:: The problem ::
Copy out all lines of the listing below that hold "heading".

☆ ☆ ☆ ☆

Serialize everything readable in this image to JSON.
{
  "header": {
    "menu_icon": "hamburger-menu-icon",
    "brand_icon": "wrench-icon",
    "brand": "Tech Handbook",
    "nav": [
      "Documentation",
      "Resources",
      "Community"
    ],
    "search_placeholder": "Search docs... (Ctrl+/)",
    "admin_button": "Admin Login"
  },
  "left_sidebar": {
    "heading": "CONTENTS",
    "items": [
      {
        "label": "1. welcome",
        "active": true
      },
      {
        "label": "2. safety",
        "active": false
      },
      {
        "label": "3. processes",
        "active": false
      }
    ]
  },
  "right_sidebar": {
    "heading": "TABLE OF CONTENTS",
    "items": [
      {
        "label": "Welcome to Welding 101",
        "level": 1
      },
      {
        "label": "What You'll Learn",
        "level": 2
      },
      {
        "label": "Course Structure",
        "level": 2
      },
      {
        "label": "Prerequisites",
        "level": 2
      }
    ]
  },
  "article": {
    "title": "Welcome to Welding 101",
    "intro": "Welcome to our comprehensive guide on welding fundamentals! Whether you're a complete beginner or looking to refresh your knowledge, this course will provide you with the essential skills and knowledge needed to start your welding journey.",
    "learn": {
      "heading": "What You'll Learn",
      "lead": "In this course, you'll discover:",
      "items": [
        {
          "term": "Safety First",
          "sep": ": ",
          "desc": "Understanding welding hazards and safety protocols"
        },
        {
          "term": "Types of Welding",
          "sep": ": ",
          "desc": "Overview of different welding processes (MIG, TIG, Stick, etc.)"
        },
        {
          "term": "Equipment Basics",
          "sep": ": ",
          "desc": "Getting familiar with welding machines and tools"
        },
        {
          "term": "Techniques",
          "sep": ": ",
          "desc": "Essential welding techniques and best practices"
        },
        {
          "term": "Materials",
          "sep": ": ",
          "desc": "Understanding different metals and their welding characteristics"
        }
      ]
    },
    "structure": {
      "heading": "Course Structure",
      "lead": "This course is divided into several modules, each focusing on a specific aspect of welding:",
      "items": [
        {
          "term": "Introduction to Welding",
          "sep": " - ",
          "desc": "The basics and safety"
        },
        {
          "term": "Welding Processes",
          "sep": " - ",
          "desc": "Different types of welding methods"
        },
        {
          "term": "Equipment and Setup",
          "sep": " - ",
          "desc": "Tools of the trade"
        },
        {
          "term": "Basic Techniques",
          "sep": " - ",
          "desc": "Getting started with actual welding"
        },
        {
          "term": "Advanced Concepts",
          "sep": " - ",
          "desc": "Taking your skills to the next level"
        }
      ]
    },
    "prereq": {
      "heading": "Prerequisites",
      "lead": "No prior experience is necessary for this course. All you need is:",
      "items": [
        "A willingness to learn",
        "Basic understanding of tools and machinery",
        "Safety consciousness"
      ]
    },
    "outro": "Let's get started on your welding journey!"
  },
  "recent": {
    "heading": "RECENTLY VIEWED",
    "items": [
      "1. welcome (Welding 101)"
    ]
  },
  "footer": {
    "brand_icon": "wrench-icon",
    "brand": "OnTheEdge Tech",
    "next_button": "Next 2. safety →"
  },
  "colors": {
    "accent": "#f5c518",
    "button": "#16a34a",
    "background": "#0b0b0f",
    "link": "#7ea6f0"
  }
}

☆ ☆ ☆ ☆

:: Result for this exercise ::
    "heading": "CONTENTS",
    "heading": "TABLE OF CONTENTS",
      "heading": "What You'll Learn",
      "heading": "Course Structure",
      "heading": "Prerequisites",
    "heading": "RECENTLY VIEWED",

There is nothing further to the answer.